Favorite (four), part forty-six

Just like in my other forty-five posts in this series, I want to take a second to single out the highlights of my recent film viewing.  Most of the films I have been glad to see but only very few have stayed with me.  This series is my filter for those and my hope is one or two will be good to you as well.

Abbas Kiarostami's The Traveler
In its one track pursuit and its tunnel focus on the young main character, it feels like a black and white predecessor to Where is the Friend's Home?.  It is quintessential Kiarostami in its lyricism, its softness, its feel for the land and its rhythms.  A couple of scenes, like the photography session in the schoolyard, rank as Kiarostami at his most inventive and most cinematic.  Kiarostami would later become a little more rigorous with his filmmaking, longer takes, less music, but already in this, his first film over an hour, he announces himself as a great, new humanistic force.

Werner Herzog's Rescue Dawn
Herzog is in the Hollywood system as much as I have ever seen but comes through, for the most part, true to form.  Herzog finds in Bale another perfect embodiment for his distorted heroism and proves once again that he can bring out the jungle of the jungle better than anyone who has ever worked in the medium.  The movie falters towards the end when it seems Herzog is trying to grasp at some sort of Hollywood convention but otherwise the film finds a unique, compelling voice inside a well-worn genre.  

Lewis Milestone's Hallelujah, I'm a Bum
Having read that one of my favorite critics, Jonathan Rosenbaum, rated it in his best 100 films of all time, I was extremely curious to see it.  It is exactly the type of film Rosenbaum tends to champion.  It is not stylistically flashy nor even terribly entertaining; however, it tackles complex subject matter and it does so with an intelligence and narrative skill of a very high order.  I may not always agree with Rosenbaum, but it is hard for me to argue with this film deserving attention and great respect. 

Jacques Rozier's Adieu Philippine
I watched a version on YouTube without subtitles so was unable to catch every word.  But, the film feels like the male version of Jules et Jim, or in other words, one male and two females.  I don't know Rozier's cinema yet but if this film is any indication he has the New Wave's keen interest and eye for youth, female beauty and the sea. 

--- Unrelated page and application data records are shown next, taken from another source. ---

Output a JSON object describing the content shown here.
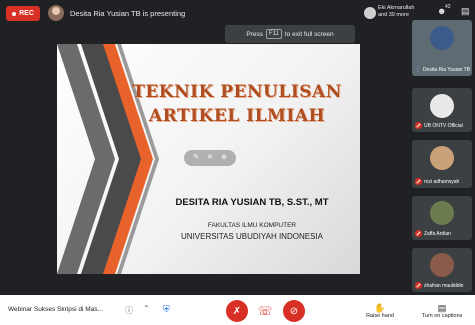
{
  "topbar": {
    "rec_label": "REC",
    "presenting_text": "Desita Ria Yusian TB is presenting",
    "viewers_name": "Eki Akmarullah",
    "viewers_more": "and 39 more",
    "people_count": "42"
  },
  "tooltip": {
    "prefix": "Press",
    "key": "F11",
    "suffix": "to exit full screen"
  },
  "slide": {
    "title_line1": "TEKNIK PENULISAN",
    "title_line2": "ARTIKEL ILMIAH",
    "author": "DESITA RIA YUSIAN TB, S.ST., MT",
    "faculty": "FAKULTAS ILMU KOMPUTER",
    "university": "UNIVERSITAS UBUDIYAH INDONESIA"
  },
  "participants": [
    {
      "name": "Desita Ria Yusian TB"
    },
    {
      "name": "UB ONTV Official"
    },
    {
      "name": "rozi adhamsyah"
    },
    {
      "name": "Zaffa Ardian"
    },
    {
      "name": "zhafran mauliddin"
    }
  ],
  "bottombar": {
    "meeting_name": "Webinar Sukses Skripsi di Mas...",
    "raise_hand_label": "Raise hand",
    "captions_label": "Turn on captions"
  },
  "colors": {
    "accent_red": "#d93025",
    "title_orange": "#b04e22",
    "deco_orange": "#e8632b",
    "deco_gray": "#595959"
  },
  "icons": [
    "mic-off-icon",
    "hang-up-icon",
    "camera-off-icon",
    "raise-hand-icon",
    "captions-icon",
    "people-icon",
    "chat-icon",
    "shield-icon",
    "info-icon",
    "chevron-up-icon",
    "pen-icon",
    "eraser-icon",
    "close-circle-icon"
  ]
}
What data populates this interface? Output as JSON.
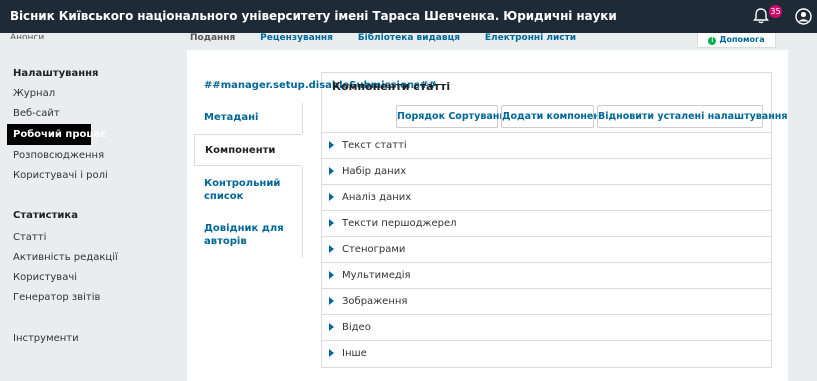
{
  "header": {
    "title": "Вісник Київського національного університету імені Тараса Шевченка. Юридичні науки",
    "notification_count": "35"
  },
  "sidebar": {
    "clipped_item": "Анонси",
    "settings_title": "Налаштування",
    "settings_items": [
      "Журнал",
      "Веб-сайт",
      "Робочий процес",
      "Розповсюдження",
      "Користувачі і ролі"
    ],
    "stats_title": "Статистика",
    "stats_items": [
      "Статті",
      "Активність редакції",
      "Користувачі",
      "Генератор звітів"
    ],
    "tools": "Інструменти"
  },
  "tabs": [
    "Подання",
    "Рецензування",
    "Бібліотека видавця",
    "Електронні листи"
  ],
  "help_label": "Допомога",
  "vertical_tabs": [
    "##manager.setup.disableSubmissions##",
    "Метадані",
    "Компоненти",
    "Контрольний список",
    "Довідник для авторів"
  ],
  "panel": {
    "title": "Компоненти статті",
    "buttons": [
      "Порядок Сортування",
      "Додати компонент",
      "Відновити усталені налаштування"
    ],
    "components": [
      "Текст статті",
      "Набір даних",
      "Аналіз даних",
      "Тексти першоджерел",
      "Стенограми",
      "Мультимедія",
      "Зображення",
      "Відео",
      "Інше"
    ]
  }
}
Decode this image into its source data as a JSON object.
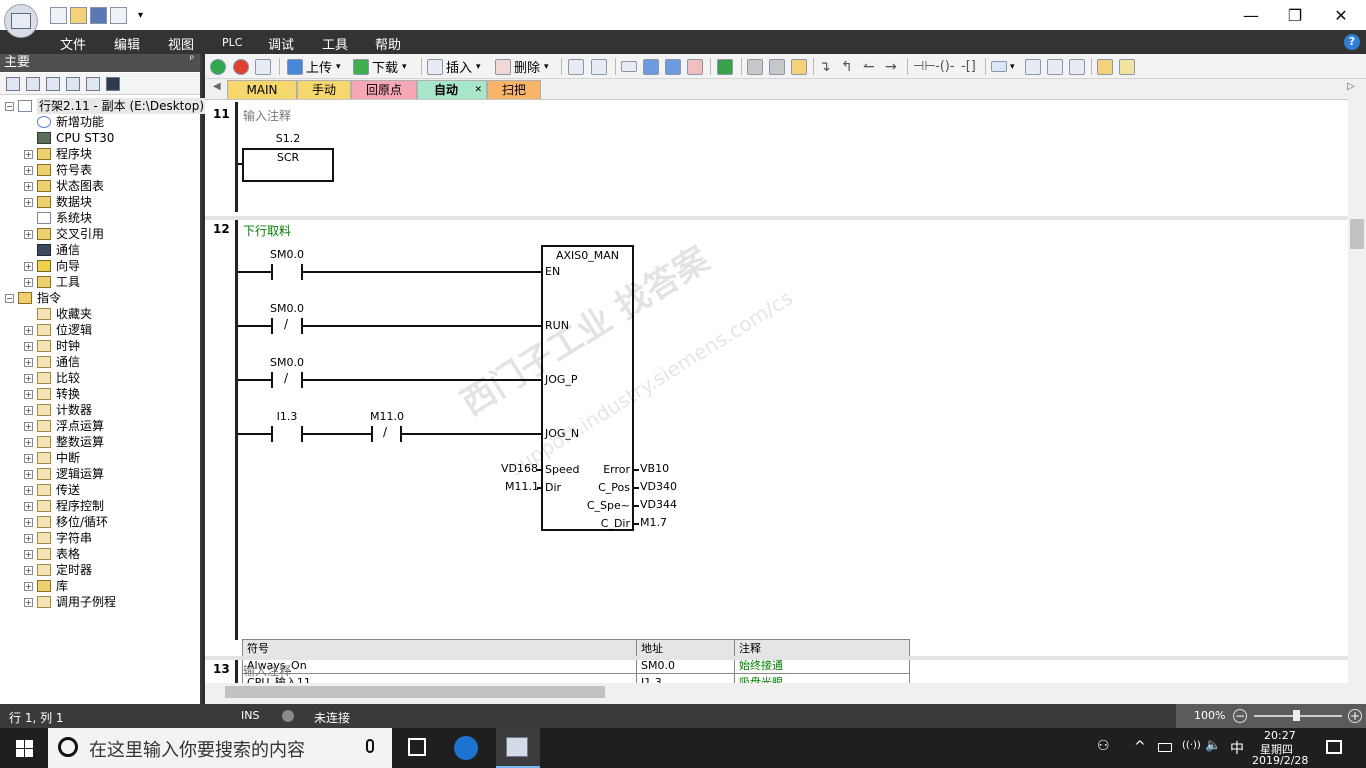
{
  "window": {
    "qat_arrow": "▾",
    "controls": {
      "minimize": "—",
      "maximize": "❐",
      "close": "✕"
    }
  },
  "menu": [
    "文件",
    "编辑",
    "视图",
    "PLC",
    "调试",
    "工具",
    "帮助"
  ],
  "help_icon": "?",
  "left_panel": {
    "title": "主要",
    "pin": "ᵖ",
    "tree": [
      {
        "label": "行架2.11 - 副本 (E:\\Desktop)",
        "expander": "−",
        "icon": "project-icon"
      },
      {
        "label": "新增功能",
        "icon": "question-icon"
      },
      {
        "label": "CPU ST30",
        "icon": "cpu-icon"
      },
      {
        "label": "程序块",
        "expander": "+",
        "icon": "folder-icon"
      },
      {
        "label": "符号表",
        "expander": "+",
        "icon": "folder-icon"
      },
      {
        "label": "状态图表",
        "expander": "+",
        "icon": "folder-icon"
      },
      {
        "label": "数据块",
        "expander": "+",
        "icon": "folder-icon"
      },
      {
        "label": "系统块",
        "icon": "doc-icon"
      },
      {
        "label": "交叉引用",
        "expander": "+",
        "icon": "folder-icon"
      },
      {
        "label": "通信",
        "icon": "network-icon"
      },
      {
        "label": "向导",
        "expander": "+",
        "icon": "wizard-icon"
      },
      {
        "label": "工具",
        "expander": "+",
        "icon": "folder-icon"
      },
      {
        "label": "指令",
        "expander": "−",
        "icon": "folder-icon"
      },
      {
        "label": "收藏夹",
        "icon": "instruction-icon"
      },
      {
        "label": "位逻辑",
        "expander": "+",
        "icon": "instruction-icon"
      },
      {
        "label": "时钟",
        "expander": "+",
        "icon": "instruction-icon"
      },
      {
        "label": "通信",
        "expander": "+",
        "icon": "instruction-icon"
      },
      {
        "label": "比较",
        "expander": "+",
        "icon": "instruction-icon"
      },
      {
        "label": "转换",
        "expander": "+",
        "icon": "instruction-icon"
      },
      {
        "label": "计数器",
        "expander": "+",
        "icon": "instruction-icon"
      },
      {
        "label": "浮点运算",
        "expander": "+",
        "icon": "instruction-icon"
      },
      {
        "label": "整数运算",
        "expander": "+",
        "icon": "instruction-icon"
      },
      {
        "label": "中断",
        "expander": "+",
        "icon": "instruction-icon"
      },
      {
        "label": "逻辑运算",
        "expander": "+",
        "icon": "instruction-icon"
      },
      {
        "label": "传送",
        "expander": "+",
        "icon": "instruction-icon"
      },
      {
        "label": "程序控制",
        "expander": "+",
        "icon": "instruction-icon"
      },
      {
        "label": "移位/循环",
        "expander": "+",
        "icon": "instruction-icon"
      },
      {
        "label": "字符串",
        "expander": "+",
        "icon": "instruction-icon"
      },
      {
        "label": "表格",
        "expander": "+",
        "icon": "instruction-icon"
      },
      {
        "label": "定时器",
        "expander": "+",
        "icon": "instruction-icon"
      },
      {
        "label": "库",
        "expander": "+",
        "icon": "folder-icon"
      },
      {
        "label": "调用子例程",
        "expander": "+",
        "icon": "instruction-icon"
      }
    ]
  },
  "toolbar": {
    "upload": "上传",
    "download": "下载",
    "insert": "插入",
    "delete": "删除",
    "dropdown_arrow": "▾"
  },
  "tabs": {
    "scroll_left": "◀",
    "scroll_right": "▷",
    "items": [
      {
        "label": "MAIN",
        "color": "#f5d76e"
      },
      {
        "label": "手动",
        "color": "#f5d76e"
      },
      {
        "label": "回原点",
        "color": "#f6a7b5"
      },
      {
        "label": "自动",
        "color": "#a9e6c9",
        "active": true,
        "close": "✕"
      },
      {
        "label": "扫把",
        "color": "#f7b56b"
      }
    ]
  },
  "networks": {
    "n11": {
      "number": "11",
      "comment": "输入注释",
      "scr_address": "S1.2",
      "scr_label": "SCR"
    },
    "n12": {
      "number": "12",
      "comment": "下行取料",
      "block_name": "AXIS0_MAN",
      "contacts": [
        {
          "address": "SM0.0",
          "negated": false
        },
        {
          "address": "SM0.0",
          "negated": true,
          "slash": "/"
        },
        {
          "address": "SM0.0",
          "negated": true,
          "slash": "/"
        },
        {
          "address": "I1.3",
          "negated": false
        },
        {
          "address": "M11.0",
          "negated": true,
          "slash": "/"
        }
      ],
      "inputs": [
        "EN",
        "RUN",
        "JOG_P",
        "JOG_N",
        "Speed",
        "Dir"
      ],
      "input_operands": {
        "Speed": "VD168",
        "Dir": "M11.1"
      },
      "outputs": [
        "Error",
        "C_Pos",
        "C_Spe~",
        "C_Dir"
      ],
      "output_operands": {
        "Error": "VB10",
        "C_Pos": "VD340",
        "C_Spe~": "VD344",
        "C_Dir": "M1.7"
      }
    },
    "n13": {
      "number": "13",
      "comment": "输入注释"
    }
  },
  "symbol_table": {
    "headers": [
      "符号",
      "地址",
      "注释"
    ],
    "rows": [
      [
        "Always_On",
        "SM0.0",
        "始终接通"
      ],
      [
        "CPU_输入11",
        "I1.3",
        "吸盘光眼"
      ]
    ]
  },
  "watermark": {
    "line1": "西门子工业  找答案",
    "line2": "support.industry.siemens.com/cs"
  },
  "statusbar": {
    "position": "行 1, 列 1",
    "mode": "INS",
    "connection": "未连接",
    "zoom": "100%",
    "zoom_minus": "−",
    "zoom_plus": "+"
  },
  "taskbar": {
    "search_placeholder": "在这里输入你要搜索的内容",
    "time": "20:27",
    "weekday": "星期四",
    "date": "2019/2/28",
    "ime": "中",
    "tray_arrow": "^",
    "wifi": "((·))",
    "volume": "🔈"
  },
  "colors": {
    "comment_green": "#008000"
  }
}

  1. All of these are wonderful, especially the Milestone and Kiarostami. Great capsules Jeffrey!

  2. Thanks so much, Sam. So great to hear from you!